Across the globe, government generates more paper than any other industry or field of activity. As consumers of government services, we take for granted that any process that is conducted by a government agency will be paper-intensive – and therefore may be inefficient, costly, and/or insecure.
The people in government who are responsible for document-based processes are even more conscious of their over-reliance on paper, and frustrated by it. In a global survey of 1500 owners of such processes, IDC found that fully 58 percent of constituent-facing processes and 46 percent of back-office processes are driven by paper – not by electronic information. Only 36 percent of the government respondents described these processes as efficient and effective.
Meanwhile, citizens are eager to interact with government agencies in more modern, technology-based ways. And a younger generation of digitally literate government employees is bringing its passion for new ways of sharing and applying information to the government workplace.
Why, then, does the gap between expectation and reality persist? In part, it’s because government agencies are chronically subject to tight budgets and competing priorities. They may know that their document processes are out-of-date, but they are less likely than the private sector to allocate budgets toward fixing them.
And even where government agencies have begun to deploy smart information technologies – such as tablets, mobile phones, and multi-function printers (MFPs) – in hope of improving process, they may be constrained from fully exploiting the new technologies by concern that the additional “touch points” will put them out of compliance with privacy or security requirements.
The opportunity to gain control of inefficient workflows
There is, however, a significant opportunity for government agencies to leverage the technology they already have to selectively replace the paper in their processes with automation. By leveraging their existing hardware with advanced document capture and workflow solutions, agencies can eliminate the “friction” and potential exposure that accompany paper; increase efficiency, reduce costs, and ensure compliance with privacy and security requirements.
This approach focuses on automating the manually intensive steps in many document processes, including getting information off of paper or out of email, capturing it within a document management system (DMS) or business application, and routing it to the appropriate folders, workers, or other destinations.

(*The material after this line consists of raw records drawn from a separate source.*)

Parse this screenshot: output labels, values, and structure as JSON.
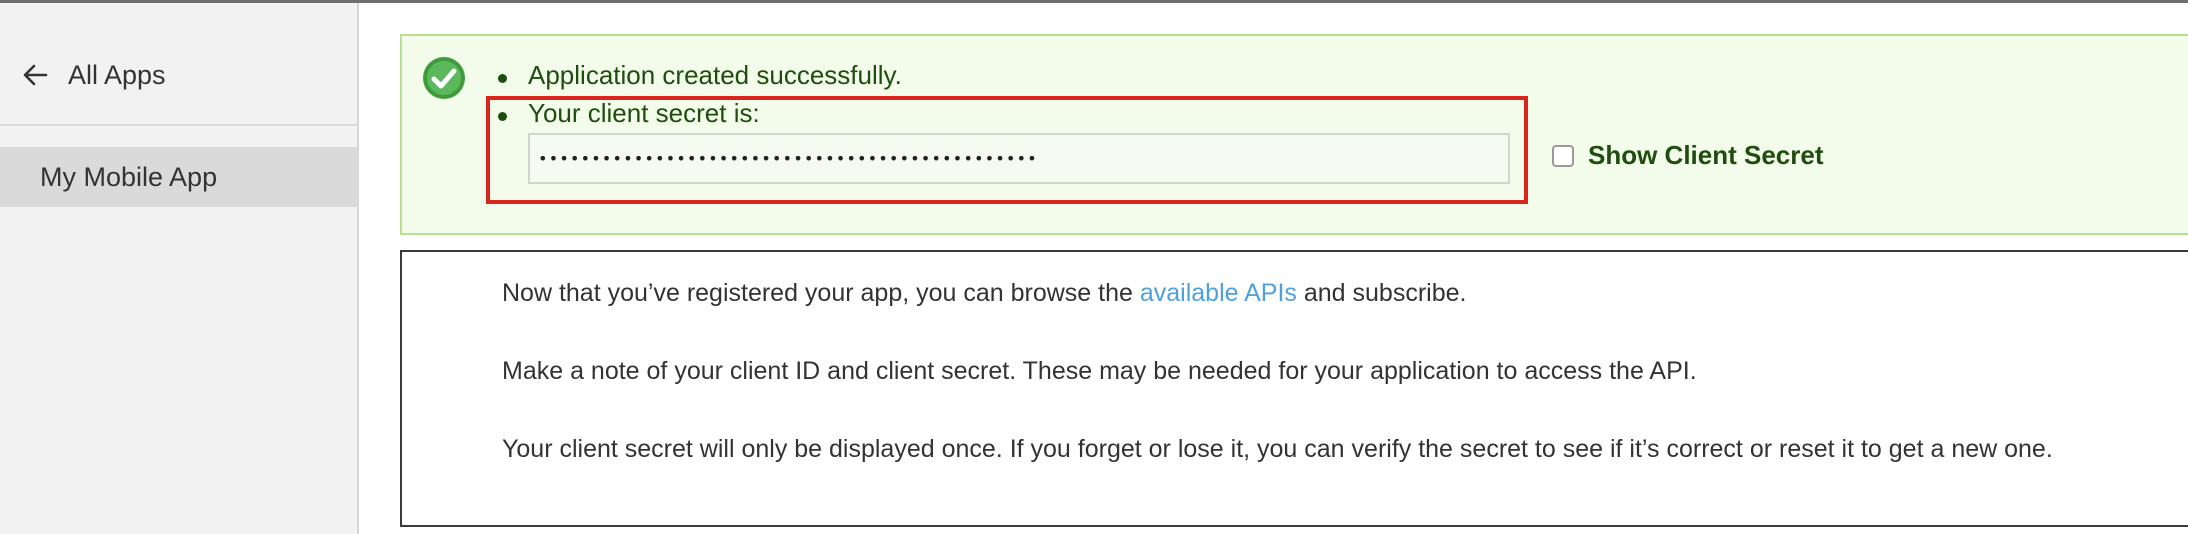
{
  "sidebar": {
    "back_icon": "arrow-left-icon",
    "back_label": "All Apps",
    "items": [
      {
        "label": "My Mobile App",
        "selected": true
      }
    ]
  },
  "alert": {
    "icon": "check-circle-icon",
    "success_message": "Application created successfully.",
    "secret_label": "Your client secret is:",
    "secret_value": "•••••••••••••••••••••••••••••••••••••••••••••••",
    "show_secret_label": "Show Client Secret",
    "show_secret_checked": false
  },
  "info": {
    "line1_before": "Now that you’ve registered your app, you can browse the ",
    "line1_link": "available APIs",
    "line1_after": " and subscribe.",
    "line2": "Make a note of your client ID and client secret. These may be needed for your application to access the API.",
    "line3": "Your client secret will only be displayed once. If you forget or lose it, you can verify the secret to see if it’s correct or reset it to get a new one."
  },
  "colors": {
    "success_green": "#5cb85c",
    "success_text": "#1e4d0e",
    "highlight_red": "#d9251c",
    "link_blue": "#4ea1dc"
  }
}
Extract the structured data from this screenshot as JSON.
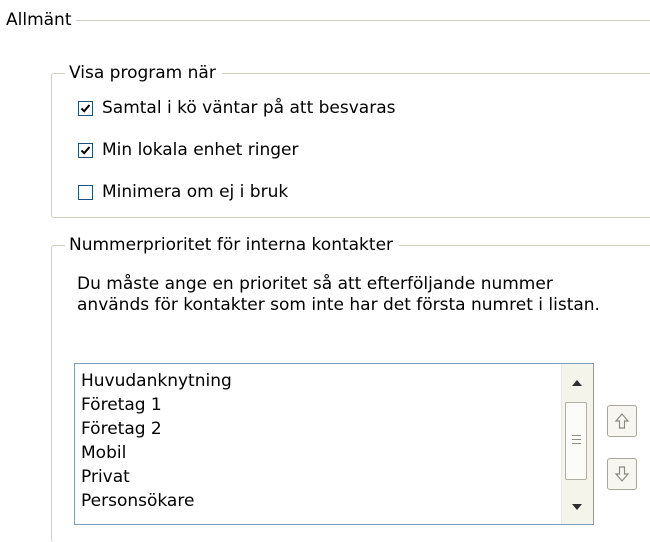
{
  "section": {
    "title": "Allmänt"
  },
  "visa_group": {
    "title": "Visa program när",
    "options": [
      {
        "label": "Samtal i kö väntar på att besvaras",
        "checked": true
      },
      {
        "label": "Min lokala enhet ringer",
        "checked": true
      },
      {
        "label": "Minimera om ej i bruk",
        "checked": false
      }
    ]
  },
  "priority_group": {
    "title": "Nummerprioritet för interna kontakter",
    "description": "Du måste ange en prioritet så att efterföljande nummer används för kontakter som inte har det första numret i listan.",
    "items": [
      "Huvudanknytning",
      "Företag 1",
      "Företag 2",
      "Mobil",
      "Privat",
      "Personsökare"
    ]
  },
  "icons": {
    "check": "checkmark-icon",
    "move_up": "arrow-up-icon",
    "move_down": "arrow-down-icon",
    "scroll_up": "scroll-up-arrow-icon",
    "scroll_down": "scroll-down-arrow-icon"
  },
  "colors": {
    "check": "#21a121",
    "group_border": "#d0d0bf",
    "listbox_border": "#7f9db9"
  }
}
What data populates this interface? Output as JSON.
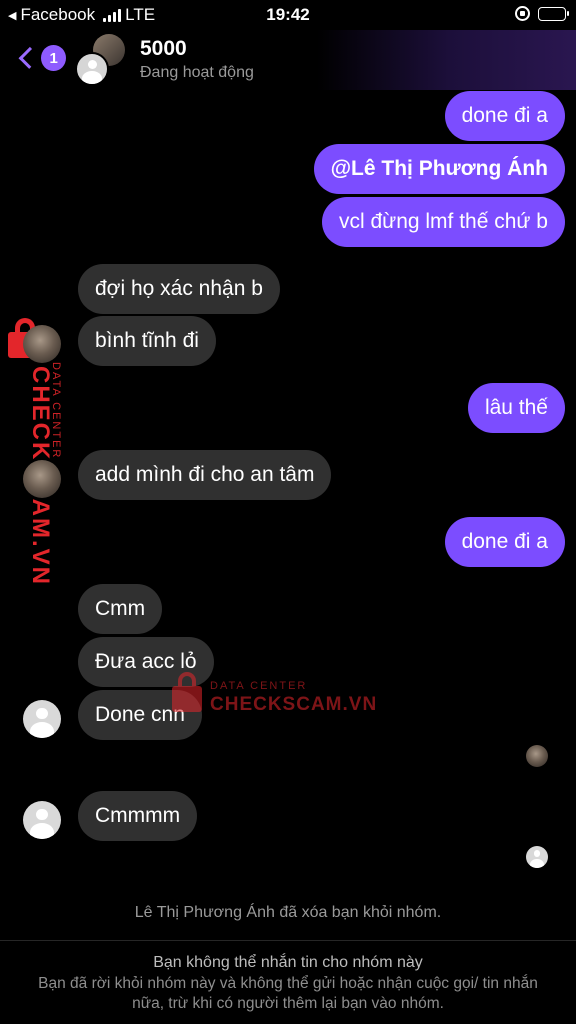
{
  "status_bar": {
    "back_app": "Facebook",
    "network": "LTE",
    "time": "19:42"
  },
  "header": {
    "unread_count": "1",
    "group_name": "5000",
    "presence": "Đang hoạt động"
  },
  "messages": [
    {
      "side": "out",
      "text": "done đi a"
    },
    {
      "side": "out",
      "text": "@Lê Thị Phương Ánh"
    },
    {
      "side": "out",
      "text": "vcl đừng lmf thế chứ b"
    },
    {
      "side": "in",
      "text": "đợi họ xác nhận b"
    },
    {
      "side": "in",
      "text": "bình tĩnh đi"
    },
    {
      "side": "out",
      "text": "lâu thế"
    },
    {
      "side": "in",
      "text": "add mình đi cho an tâm"
    },
    {
      "side": "out",
      "text": "done đi a"
    },
    {
      "side": "in",
      "text": "Cmm"
    },
    {
      "side": "in",
      "text": "Đưa acc lỏ"
    },
    {
      "side": "in",
      "text": "Done cnn"
    },
    {
      "side": "in",
      "text": "Cmmmm"
    }
  ],
  "watermark": {
    "vertical_text": "CHECKSCAM.VN",
    "vertical_small": "DATA CENTER",
    "center_small": "DATA CENTER",
    "center_big": "CHECKSCAM.VN"
  },
  "system_message": "Lê Thị Phương Ánh đã xóa bạn khỏi nhóm.",
  "footer": {
    "title": "Bạn không thể nhắn tin cho nhóm này",
    "body": "Bạn đã rời khỏi nhóm này và không thể gửi hoặc nhận cuộc gọi/ tin nhắn nữa, trừ khi có người thêm lại bạn vào nhóm."
  },
  "colors": {
    "outgoing_bubble": "#7c4dff",
    "incoming_bubble": "#303030",
    "accent": "#9b6bff",
    "watermark": "#e3262b"
  }
}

A new Nuance whitepaper, “Securing, Automating, and Mobilizing Government Workflows,” illustrates the speed, efficiency, security, and economy of the automated approach. Field offices of the U.S. Citizenship and Immigration Services (USCIS) were preparing and submitting bundles of N-400 forms to the agency’s Nebraska Service Center via an inefficient nine-step process. When an automated Nuance capture solution was used instead, the nine mostly manual steps were cut to four highly automated ones; the time required to prepare and submit forms was reduced by 50 to 65 percent; and the backlog of pending cases was shrunk from 300,000 to 150,000.
Adding a layer of security and control to their paper-based and electronic document processes enables government agencies to:
- Improve the quality of constituent service,
- Ensure that protected (or protectable) personal information is used and shared securely, and
- Accelerate the transition in government from “We have a form for that” to “We have an app for that.”
All of this helps government agencies gain more control of documents and workflows – so everyone works more effectively and productively and can better serve the public. Stay tuned for additional blog posts that will describe additional ways automation can help government agencies.